Forensic Odontology

Forensic Odonotlogy (dentistry) is that aspect of dental science, which interacts with the legal justice system. It covers a wide range of activities but particularly involves the study of teeth and bones.  Although examination of the teeth cannot generally be used to determine the cause of death, it is the most common method which is used for the identification of unknown human remains.

Teeth are coated in enamel, a durable substance which is the hardest substance within the body. Because of this resilience, teeth outlast tissues and organs as decomposition begins. In the event of a mass disaster such as a fire or explosion, the examination of the teeth and comparison to dental records is often the primary method used for identification. An individual’s teeth, their alignment, the presence of damage or filings and the mouth’s overall structure can help identify a person. An odontologist will use x-rays, dental casts, and even a photograph of the person’s smile to compare the remains to the suspected victim.

Odontology is still used more commonly than DNA fingerprinting in the identification of victims, as there are frequently good dental records kept of most individuals in a population. These can generally be accessed in the event of an accident or even a massed disaster and compared with the dentition of any unknown individual. Although the speed at which DNA analysis can be carried out has increased in recent years, and the cost has decreased, odontology has remained the preferred method as a cost effective relatively quick method for identification.

The examination of dentition can indicate other aspects of a victims profile. As there are regular changes which take place from the development of baby teeth to the emergence of the 32 adult teeth, this can be used to determine the age in unidentified victims.  Other environmental factors such as whether an individual is a smoker or not can be determined from examination of the teeth.

Another area which can fall under the work of the odontologist is the identification of bitemarks. These may involve bite marks items such as food which has been left behind at the scene of a crime or in crimes against a victim in issues relating to human abuse and neglect. Bite marks which have been left behind on human flesh are difficult to record as they will lead to bruising which will reflect the shape of the teeth, but they will not give a detailed impression. Generally such bitemarks are photographed so that the odontologist can refer back to them if a likely suspect is identified. In most courts of law, the evidence of a bitemark is more likely to be used to show that a suspect could not be responsible rather than providing irrefutable evidence of guilt.
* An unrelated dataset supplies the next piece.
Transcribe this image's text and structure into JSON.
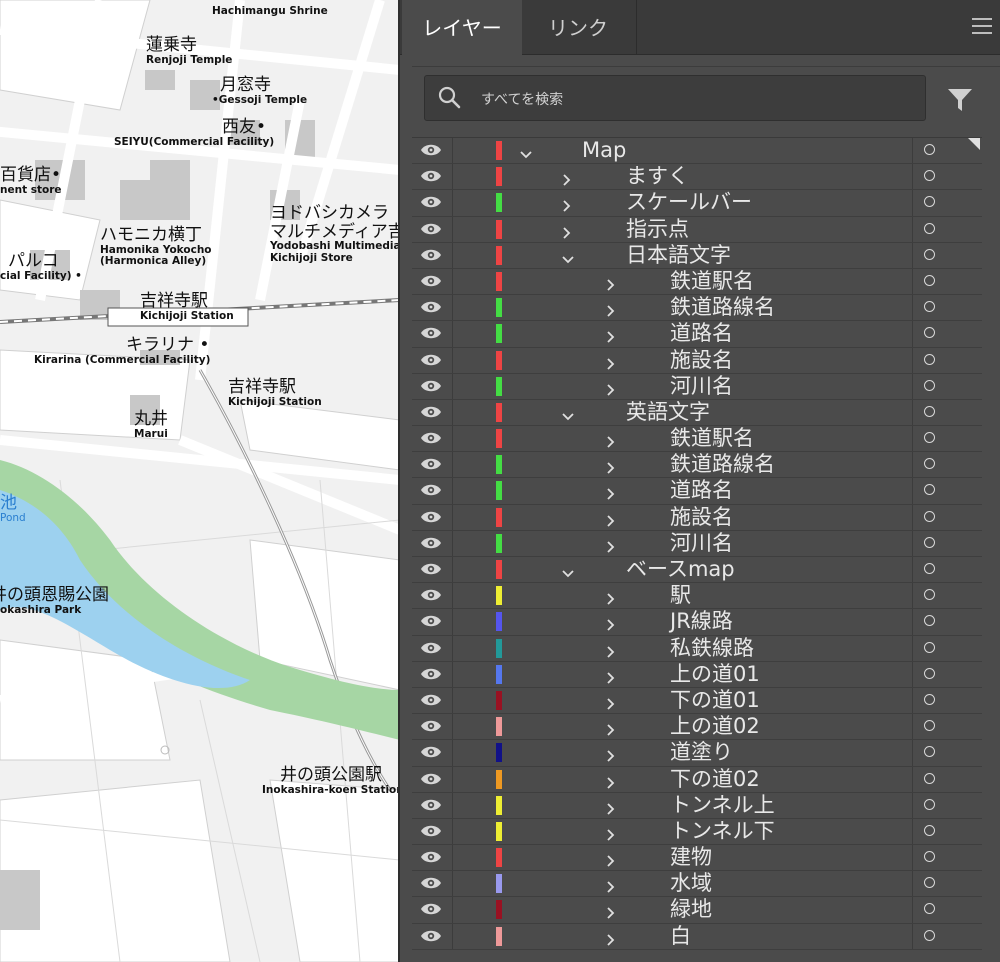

In the event that a bite mark is found on a victim, the use of a cotton wool swab to collect samples of saliva for DNA analysis is a much more useful technique for the positive identification of a suspect.

Occasionally a forensic odontologist may be involved in a case relating to animal attacks and may be required to identify the animal involved, although in such cases other experts who are more familiar with animal may be recruited to work on the investigation.

Odontologists are also involved in cases of dental malpractice and being an effective expert witness, both in the criminal, as well as civil trials.